John Lewis of SNCC is planning to give a speech critical of the President, as he feel’s Kennedy's civil rights bill is "too little, too late," and wonders "which side is the federal government on?" He also wants to declare that his groups will march "through the Heart of Dixie, the way Sherman did" and "burn Jim Crow to the ground–nonviolently." However, he has agreed to tone down the more inflammatory portions of his speech, but even his revised version will be the most controversial of the day.

The final speech will be given by King, and he will certainly use the national and international stage to discuss the plight of the movement and the need for justice. He recently gave a speech in Detroit referring to a “dream” of his … maybe he will refer to it again …

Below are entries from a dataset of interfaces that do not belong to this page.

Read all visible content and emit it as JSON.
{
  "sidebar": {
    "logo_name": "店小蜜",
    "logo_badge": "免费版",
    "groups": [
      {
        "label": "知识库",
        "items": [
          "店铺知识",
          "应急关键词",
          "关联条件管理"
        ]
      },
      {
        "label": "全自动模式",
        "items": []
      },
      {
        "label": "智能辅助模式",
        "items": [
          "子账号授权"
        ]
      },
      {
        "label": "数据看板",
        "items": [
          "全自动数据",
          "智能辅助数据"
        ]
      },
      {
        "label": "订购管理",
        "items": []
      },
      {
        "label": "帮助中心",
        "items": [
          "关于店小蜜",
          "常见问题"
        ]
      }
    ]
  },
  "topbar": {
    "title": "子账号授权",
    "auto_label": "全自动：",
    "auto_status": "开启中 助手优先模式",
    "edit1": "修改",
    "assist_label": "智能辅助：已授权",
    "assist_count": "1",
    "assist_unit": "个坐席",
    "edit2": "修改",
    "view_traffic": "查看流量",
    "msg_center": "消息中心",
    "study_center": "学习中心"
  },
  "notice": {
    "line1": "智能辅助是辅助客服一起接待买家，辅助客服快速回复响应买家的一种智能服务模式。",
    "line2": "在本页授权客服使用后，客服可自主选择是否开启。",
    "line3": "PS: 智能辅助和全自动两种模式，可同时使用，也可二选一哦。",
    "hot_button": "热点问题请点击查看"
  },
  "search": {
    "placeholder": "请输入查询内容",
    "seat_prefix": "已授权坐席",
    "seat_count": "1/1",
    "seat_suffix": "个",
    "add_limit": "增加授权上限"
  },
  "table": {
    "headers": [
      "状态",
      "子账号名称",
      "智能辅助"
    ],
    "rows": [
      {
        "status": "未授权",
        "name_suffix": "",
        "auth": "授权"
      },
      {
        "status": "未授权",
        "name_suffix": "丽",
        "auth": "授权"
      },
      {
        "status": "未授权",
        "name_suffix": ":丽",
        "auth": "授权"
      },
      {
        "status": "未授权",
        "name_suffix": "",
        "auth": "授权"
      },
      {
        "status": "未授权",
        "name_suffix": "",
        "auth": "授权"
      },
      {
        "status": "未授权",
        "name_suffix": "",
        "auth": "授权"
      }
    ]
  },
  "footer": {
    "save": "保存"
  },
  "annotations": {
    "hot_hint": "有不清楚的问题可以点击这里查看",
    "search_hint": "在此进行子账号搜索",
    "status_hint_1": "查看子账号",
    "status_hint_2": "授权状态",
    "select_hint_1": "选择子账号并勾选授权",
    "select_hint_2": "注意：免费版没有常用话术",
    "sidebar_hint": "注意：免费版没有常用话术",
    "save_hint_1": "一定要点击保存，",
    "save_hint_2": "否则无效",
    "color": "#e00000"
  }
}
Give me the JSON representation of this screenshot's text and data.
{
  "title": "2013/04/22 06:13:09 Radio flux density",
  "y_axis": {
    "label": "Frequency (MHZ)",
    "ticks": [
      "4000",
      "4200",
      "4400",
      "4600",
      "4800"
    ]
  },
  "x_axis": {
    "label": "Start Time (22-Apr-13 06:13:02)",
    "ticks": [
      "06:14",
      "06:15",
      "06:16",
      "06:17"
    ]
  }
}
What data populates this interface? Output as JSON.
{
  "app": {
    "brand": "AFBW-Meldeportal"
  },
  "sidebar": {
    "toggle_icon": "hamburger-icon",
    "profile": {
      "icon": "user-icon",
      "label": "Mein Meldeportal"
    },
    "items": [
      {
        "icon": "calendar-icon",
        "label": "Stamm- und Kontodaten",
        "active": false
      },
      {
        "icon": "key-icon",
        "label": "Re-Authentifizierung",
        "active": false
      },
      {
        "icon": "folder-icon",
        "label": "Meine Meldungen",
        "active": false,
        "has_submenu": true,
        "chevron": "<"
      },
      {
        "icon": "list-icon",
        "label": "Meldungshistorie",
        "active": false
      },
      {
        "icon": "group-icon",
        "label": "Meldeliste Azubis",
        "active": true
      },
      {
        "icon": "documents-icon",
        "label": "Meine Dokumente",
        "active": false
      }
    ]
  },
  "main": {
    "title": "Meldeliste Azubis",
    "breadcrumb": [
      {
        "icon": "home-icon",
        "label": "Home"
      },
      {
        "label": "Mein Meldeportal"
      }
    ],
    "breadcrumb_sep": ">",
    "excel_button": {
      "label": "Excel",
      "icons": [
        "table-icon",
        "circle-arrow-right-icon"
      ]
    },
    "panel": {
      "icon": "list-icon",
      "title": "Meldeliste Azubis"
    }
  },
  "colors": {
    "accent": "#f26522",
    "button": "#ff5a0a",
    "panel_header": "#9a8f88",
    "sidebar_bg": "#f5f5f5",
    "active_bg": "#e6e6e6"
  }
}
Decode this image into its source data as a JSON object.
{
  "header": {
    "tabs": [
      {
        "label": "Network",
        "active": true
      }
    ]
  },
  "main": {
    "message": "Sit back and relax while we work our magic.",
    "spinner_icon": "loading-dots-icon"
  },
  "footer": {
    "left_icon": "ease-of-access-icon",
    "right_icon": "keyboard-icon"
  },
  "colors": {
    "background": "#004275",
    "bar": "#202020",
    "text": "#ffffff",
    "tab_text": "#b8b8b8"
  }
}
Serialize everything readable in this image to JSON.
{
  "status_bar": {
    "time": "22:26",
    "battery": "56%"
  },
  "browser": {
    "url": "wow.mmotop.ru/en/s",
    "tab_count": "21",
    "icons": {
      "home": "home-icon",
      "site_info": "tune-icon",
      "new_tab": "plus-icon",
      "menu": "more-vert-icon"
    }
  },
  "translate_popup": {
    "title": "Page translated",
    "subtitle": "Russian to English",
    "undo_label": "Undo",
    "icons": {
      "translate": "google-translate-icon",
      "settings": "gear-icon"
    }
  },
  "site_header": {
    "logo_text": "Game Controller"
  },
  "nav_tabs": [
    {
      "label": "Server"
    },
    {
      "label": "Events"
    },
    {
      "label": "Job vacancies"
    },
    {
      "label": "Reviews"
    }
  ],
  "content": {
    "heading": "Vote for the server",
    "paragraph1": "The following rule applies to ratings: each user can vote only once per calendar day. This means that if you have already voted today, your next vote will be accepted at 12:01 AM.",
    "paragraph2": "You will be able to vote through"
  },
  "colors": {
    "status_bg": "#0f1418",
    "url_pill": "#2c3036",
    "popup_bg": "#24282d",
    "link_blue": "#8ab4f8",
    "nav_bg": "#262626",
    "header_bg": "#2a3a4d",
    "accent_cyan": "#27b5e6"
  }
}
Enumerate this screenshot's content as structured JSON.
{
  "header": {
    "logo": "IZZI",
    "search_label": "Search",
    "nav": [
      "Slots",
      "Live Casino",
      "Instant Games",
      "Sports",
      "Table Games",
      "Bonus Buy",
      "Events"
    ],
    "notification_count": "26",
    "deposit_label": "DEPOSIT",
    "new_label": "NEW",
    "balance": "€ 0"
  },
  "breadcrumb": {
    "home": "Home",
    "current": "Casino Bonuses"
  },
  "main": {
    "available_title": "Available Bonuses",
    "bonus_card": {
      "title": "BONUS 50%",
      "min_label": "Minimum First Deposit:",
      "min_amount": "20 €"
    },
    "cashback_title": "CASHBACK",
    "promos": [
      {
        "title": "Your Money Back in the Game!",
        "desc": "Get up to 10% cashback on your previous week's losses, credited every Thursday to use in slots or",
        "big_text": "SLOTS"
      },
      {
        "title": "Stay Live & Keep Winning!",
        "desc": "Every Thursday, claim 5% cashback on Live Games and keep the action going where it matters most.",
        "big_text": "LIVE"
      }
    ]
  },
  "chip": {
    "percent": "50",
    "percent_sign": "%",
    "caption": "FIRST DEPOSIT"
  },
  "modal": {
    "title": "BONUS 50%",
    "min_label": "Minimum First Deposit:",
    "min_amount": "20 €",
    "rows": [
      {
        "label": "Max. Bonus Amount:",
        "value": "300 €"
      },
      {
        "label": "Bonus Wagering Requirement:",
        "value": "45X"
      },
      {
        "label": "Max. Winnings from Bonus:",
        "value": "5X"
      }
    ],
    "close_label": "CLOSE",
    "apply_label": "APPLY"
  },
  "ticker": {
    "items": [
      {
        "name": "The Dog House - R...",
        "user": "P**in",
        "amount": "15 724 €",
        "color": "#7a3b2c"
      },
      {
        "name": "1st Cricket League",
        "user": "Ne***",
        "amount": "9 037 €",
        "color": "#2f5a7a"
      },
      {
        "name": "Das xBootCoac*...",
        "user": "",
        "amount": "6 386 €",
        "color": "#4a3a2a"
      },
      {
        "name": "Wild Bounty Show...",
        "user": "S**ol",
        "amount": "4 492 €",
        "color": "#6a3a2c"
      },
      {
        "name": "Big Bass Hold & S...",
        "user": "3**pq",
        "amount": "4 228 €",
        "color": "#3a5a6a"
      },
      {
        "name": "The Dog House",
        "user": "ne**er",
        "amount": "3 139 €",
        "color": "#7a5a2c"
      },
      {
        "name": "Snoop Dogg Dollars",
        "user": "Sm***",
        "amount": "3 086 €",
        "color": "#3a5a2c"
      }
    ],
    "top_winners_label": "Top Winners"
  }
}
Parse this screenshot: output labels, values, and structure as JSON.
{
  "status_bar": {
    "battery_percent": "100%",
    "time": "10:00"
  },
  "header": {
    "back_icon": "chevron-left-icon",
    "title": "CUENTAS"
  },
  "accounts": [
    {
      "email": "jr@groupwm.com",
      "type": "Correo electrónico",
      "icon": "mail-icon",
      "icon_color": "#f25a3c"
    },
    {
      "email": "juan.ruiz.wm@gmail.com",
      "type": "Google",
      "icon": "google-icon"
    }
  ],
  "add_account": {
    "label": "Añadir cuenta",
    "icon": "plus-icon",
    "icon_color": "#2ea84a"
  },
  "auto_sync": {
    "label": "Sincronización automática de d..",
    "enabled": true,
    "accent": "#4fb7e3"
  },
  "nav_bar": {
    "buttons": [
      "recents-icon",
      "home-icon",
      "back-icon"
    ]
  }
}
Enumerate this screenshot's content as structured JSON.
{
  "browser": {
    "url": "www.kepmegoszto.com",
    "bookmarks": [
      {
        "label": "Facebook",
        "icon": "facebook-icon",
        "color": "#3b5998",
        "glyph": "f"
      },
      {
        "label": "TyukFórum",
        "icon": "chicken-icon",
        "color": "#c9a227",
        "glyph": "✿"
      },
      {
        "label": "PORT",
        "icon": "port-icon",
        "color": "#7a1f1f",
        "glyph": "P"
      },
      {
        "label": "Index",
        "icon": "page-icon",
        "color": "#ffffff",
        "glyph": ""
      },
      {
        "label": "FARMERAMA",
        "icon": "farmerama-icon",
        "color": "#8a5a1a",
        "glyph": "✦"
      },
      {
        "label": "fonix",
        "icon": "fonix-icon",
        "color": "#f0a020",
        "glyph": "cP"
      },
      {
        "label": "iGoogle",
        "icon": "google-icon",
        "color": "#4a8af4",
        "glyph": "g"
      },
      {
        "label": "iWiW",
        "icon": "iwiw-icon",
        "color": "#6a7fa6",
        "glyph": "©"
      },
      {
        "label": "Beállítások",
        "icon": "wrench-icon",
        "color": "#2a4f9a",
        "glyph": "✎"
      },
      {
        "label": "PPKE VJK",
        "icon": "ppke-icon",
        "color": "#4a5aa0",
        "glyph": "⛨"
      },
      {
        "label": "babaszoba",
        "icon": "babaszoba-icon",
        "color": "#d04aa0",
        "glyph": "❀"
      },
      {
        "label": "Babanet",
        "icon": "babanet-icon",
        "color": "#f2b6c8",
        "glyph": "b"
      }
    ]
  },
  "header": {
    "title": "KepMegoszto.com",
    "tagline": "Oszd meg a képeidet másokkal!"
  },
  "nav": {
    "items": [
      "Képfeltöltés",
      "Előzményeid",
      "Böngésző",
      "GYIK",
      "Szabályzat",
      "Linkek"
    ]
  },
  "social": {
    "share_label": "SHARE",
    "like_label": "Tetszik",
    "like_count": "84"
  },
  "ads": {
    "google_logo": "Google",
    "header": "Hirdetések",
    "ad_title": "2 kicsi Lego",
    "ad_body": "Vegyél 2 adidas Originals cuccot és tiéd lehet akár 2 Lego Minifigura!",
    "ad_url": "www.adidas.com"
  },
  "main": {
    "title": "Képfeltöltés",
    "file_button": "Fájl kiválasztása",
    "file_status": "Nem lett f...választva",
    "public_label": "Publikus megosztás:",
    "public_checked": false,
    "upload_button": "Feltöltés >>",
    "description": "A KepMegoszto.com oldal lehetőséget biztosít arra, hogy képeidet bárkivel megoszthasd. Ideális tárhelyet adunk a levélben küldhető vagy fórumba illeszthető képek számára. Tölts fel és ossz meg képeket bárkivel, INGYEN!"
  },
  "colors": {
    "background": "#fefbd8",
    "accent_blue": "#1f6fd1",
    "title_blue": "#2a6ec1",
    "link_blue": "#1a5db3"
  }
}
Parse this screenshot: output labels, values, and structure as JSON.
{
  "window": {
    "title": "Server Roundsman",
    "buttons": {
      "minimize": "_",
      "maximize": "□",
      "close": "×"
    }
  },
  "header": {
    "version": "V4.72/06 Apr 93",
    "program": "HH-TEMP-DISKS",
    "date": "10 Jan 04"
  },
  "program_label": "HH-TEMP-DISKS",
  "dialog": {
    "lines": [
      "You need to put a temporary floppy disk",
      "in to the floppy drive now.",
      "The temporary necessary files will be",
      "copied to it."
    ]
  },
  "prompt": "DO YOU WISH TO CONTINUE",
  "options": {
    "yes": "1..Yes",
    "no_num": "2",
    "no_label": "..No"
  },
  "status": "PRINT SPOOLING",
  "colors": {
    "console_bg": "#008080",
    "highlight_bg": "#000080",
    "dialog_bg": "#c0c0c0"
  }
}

You will watch and listen to King’s speech in class Monday. As you do, you will put the excerpts into your own words with your partner(s). Once you have finished, you will read about the impact of the March, and also complete the final questions about Martin Luther King, Jr.